5. Two Checks

Having created your outline you should then do a couple of checks. Firstly does it meet the goal that you identified earlier? Secondly, you may have a word count in mind for your content. If it’s a blog post 300 words might be sufficient. However if you are creating a chapter for a book you may want a higher word count.

Whether you are creating articles, blog posts, books, or scripts for video or audio presentations it pays to create an outline. This way you can ensure the finished product flows properly, contains useful information, and is more likely to reach the objective and produce the results you are after.

4 Resources for Clear, Readable Blog Posts

Blog key on keyboardThis week I’m going to outline some resources that may make it easier to produce clear, readable blog posts. All of these are free. I hope you find them useful.

1. Blog Topics

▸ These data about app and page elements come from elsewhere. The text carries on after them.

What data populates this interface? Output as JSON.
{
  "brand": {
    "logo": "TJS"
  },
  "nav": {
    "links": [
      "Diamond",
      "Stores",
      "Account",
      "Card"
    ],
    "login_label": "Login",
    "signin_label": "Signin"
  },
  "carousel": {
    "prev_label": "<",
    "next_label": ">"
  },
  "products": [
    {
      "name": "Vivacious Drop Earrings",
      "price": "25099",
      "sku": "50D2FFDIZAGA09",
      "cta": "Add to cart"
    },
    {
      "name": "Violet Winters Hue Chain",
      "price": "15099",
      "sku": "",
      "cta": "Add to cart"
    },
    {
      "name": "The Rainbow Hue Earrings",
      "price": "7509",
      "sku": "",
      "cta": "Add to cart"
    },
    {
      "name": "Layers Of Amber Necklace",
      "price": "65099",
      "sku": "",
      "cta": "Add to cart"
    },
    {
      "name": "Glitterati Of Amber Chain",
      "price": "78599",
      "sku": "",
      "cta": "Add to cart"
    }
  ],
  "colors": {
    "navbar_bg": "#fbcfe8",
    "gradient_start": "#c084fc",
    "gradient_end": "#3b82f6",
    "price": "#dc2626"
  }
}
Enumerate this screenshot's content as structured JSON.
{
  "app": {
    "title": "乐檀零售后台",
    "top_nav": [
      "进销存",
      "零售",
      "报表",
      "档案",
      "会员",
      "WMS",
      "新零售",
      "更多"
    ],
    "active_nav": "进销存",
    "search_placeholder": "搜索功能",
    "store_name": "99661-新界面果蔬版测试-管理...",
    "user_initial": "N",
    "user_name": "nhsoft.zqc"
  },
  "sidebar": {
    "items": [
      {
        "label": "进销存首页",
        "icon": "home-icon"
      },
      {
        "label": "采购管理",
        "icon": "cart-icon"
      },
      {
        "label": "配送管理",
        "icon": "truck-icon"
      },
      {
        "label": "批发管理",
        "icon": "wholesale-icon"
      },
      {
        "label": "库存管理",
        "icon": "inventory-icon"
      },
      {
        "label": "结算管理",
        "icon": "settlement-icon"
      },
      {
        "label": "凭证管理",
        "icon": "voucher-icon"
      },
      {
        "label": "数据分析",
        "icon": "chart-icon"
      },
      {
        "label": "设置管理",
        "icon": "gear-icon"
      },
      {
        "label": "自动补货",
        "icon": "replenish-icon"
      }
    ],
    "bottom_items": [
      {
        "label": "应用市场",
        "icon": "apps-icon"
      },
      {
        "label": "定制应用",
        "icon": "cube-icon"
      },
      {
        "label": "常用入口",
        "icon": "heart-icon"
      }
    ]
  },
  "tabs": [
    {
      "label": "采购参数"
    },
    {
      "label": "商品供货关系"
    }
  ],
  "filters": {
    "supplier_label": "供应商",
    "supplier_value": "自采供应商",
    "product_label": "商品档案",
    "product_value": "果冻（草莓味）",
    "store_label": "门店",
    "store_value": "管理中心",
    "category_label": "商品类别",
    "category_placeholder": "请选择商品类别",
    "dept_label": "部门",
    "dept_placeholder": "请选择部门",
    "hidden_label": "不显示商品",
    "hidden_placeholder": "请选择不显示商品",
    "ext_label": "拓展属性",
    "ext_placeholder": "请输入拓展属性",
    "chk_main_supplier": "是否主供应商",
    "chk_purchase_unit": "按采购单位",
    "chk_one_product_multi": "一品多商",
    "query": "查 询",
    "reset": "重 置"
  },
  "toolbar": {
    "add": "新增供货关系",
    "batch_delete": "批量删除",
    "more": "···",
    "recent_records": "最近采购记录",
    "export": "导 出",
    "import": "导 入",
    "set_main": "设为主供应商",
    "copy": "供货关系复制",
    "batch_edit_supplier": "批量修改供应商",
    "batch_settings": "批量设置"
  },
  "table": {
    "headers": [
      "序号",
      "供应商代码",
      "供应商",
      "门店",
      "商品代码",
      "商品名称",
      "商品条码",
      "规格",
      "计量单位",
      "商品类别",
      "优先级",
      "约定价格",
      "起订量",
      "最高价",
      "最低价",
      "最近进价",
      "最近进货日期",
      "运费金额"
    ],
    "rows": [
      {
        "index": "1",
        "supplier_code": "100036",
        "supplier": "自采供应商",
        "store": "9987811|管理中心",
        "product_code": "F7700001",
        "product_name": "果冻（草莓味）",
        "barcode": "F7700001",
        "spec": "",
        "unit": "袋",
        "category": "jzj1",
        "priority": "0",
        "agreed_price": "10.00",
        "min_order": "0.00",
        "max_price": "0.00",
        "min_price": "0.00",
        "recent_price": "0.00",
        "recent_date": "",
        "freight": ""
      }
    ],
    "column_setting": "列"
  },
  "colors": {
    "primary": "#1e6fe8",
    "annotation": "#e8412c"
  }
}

If you’re stuck for ideas for your next blog posts take a look at Hubspot’s Blog Topic Generator. Enter some nouns that best describe the information you want to convey and the software will produce a list of five post ideas.

For example I entered the words “Facebook” “privacy” and “Europe” and received these suggestions:

15 best blogs to follow about Facebook

10 Signs You Should Invest in privacy

The Ultimate Cheat Sheet on Europe

14 Common Misconceptions About Facebook

5 Tools Everyone in the privacy Industry Should Be Using

Okay, in my opinion some suggestions are better than others, but it gives you a place to start.

You can also get a year’s worth of suggestions in exchange for some details (email address, etc.). Take a look if you’re frequently short of ideas.

2. Content Ideas

Another resource that might help with content ideas is Portent’s Content Idea Generator.
Put in a keyword and you’ll get a title that may be instantly useable or one that suggests others.

Having written your blog post it’s time to edit. Here are a couple of resources that will help you improve your first draft.

3. Clear writing

Go to Hemmingway and you’ll see an explanation of how it works. Essentially the text is colour coded to highlight where you could use a shorter word, a verb instead of an adverb, and how easy sentences are to read. There’s a key at the side of the page to explain what you should be aiming for and there’s also a colour bar to indicate the readability of your text. Get a grade less than ten and you’ve produced a piece of bold, clear writing.

Select the Write button on the page and you can paste onto the page or type in your text. Then click the Edit button and your text is evaluated. Alternatively a desktop version is available.

4. Readability

If you want to check the readability of a post you’ve already published go to The Readability Test Tool. Here you can enter a web address and get an analysis of the content. At first the results seem a bit too technical to understand, but scroll down and you’ll get an explanation. Essentially anything given a green colour is easy to read.

You can also enter your own text as with Hemmingway, but this time the tool strips out any HTML coding that is included.